FreeBSD vlan Tagging

August 14, 2012 5 comments

FreeBSD vlan Tagging

Virtual LANs were introduced by IEEE 802.1Q, a standards definition for tagging of ethernet frames across vlan-aware appliances. It is also known as vlan tagging. Virtual LANs add the ability to separate data on a single transport media into logical networks.

This post explains vlan tagging configurations in FreeBSD. Network appliances making up your network also need to be configured with vlan tagging support, but is beyond the scope of this post.

If vlan tagging support is compiled into the kernel, it is not required to include the following in the loader.conf:

if_vlan_load=”YES”

Configuring vlan tagging on a running system is done by executing the following:

# ifconfig $int up
# ifconfig vlan0 create
# ifconfig vlan0 10.1.1.5 netmask 255.255.255.0 vlan $id vlandev $int
# ifconfig vlan0_alias0 10.1.2.5 netmask 255.255.255.0 vlan $id vlandev $int

Configuring so vlan tags persists across reboots is done by inserting the following in rc.conf:

ifconfig_$int=”up”
cloned_interfaces=”vlan0″
ifconfig_vlan0=”10.1.1.5 netmask 255.255.255.0 vlan $id vlandev $int”
ifconfig_vlan0_alias0=”10.1.2.5 netmask 255.255.255.0 vlan $id vlandev $int”
ifconfig_vlan0_alias1=”10.1.3.5 netmask 255.255.255.0 vlan $id vlandev $int”

In the above examples, $id is the vlan id and $int is the physical network interface.

Also note, additional alias’ added must be added by appending alias[0-9] to the cloned interface in numerical order. Each alias is brought up until it encounters the an alias which is not in sequential order. It then finishes the OS boot without those alias’ added.

For further reading, check out the vlan(4) manpage and the ifconfig(8) manpage.

Categories: FreeBSD

FreeBSD uname(1) and the Environment

August 9, 2012 Leave a comment

FreeBSD uname(1) and The Environment

The default values provided by uname(1) can be over-ridden on a running system utilizing environment variables. The uname(1) manpage identifies this behavior in the “Environment” section stating:
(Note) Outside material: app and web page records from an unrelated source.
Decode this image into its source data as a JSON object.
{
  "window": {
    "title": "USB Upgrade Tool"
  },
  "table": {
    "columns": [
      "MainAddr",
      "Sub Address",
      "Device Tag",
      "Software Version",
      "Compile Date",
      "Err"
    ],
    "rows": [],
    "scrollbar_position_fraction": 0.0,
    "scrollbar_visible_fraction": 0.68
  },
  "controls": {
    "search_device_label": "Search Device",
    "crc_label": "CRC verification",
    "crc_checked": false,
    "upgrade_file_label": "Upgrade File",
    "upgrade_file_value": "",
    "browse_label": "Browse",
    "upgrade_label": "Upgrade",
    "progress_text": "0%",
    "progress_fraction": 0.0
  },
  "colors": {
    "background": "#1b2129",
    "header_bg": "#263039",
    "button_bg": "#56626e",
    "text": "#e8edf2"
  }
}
An environment variable composed of the string UNAME_ followed by any flag to the uname utility (except for -a) will allow the corresponding data to be set to the contents of the environment variable.

I would like to call out the environment variables specifically and identify what is changed when these environment variables are utilized. They are as follows:

  • UNAME_s: The name of the operating system implementation
  • UNAME_n: The name of the system
  • UNAME_r: The current release level of the operating system
  • UNAME_v: The version level of this release of the operating system
  • UNAME_m: The type of the current hardware platform
  • UNAME_p: The type of the machine processor architecture
  • UNAME_i: The kernel ident
Categories: FreeBSD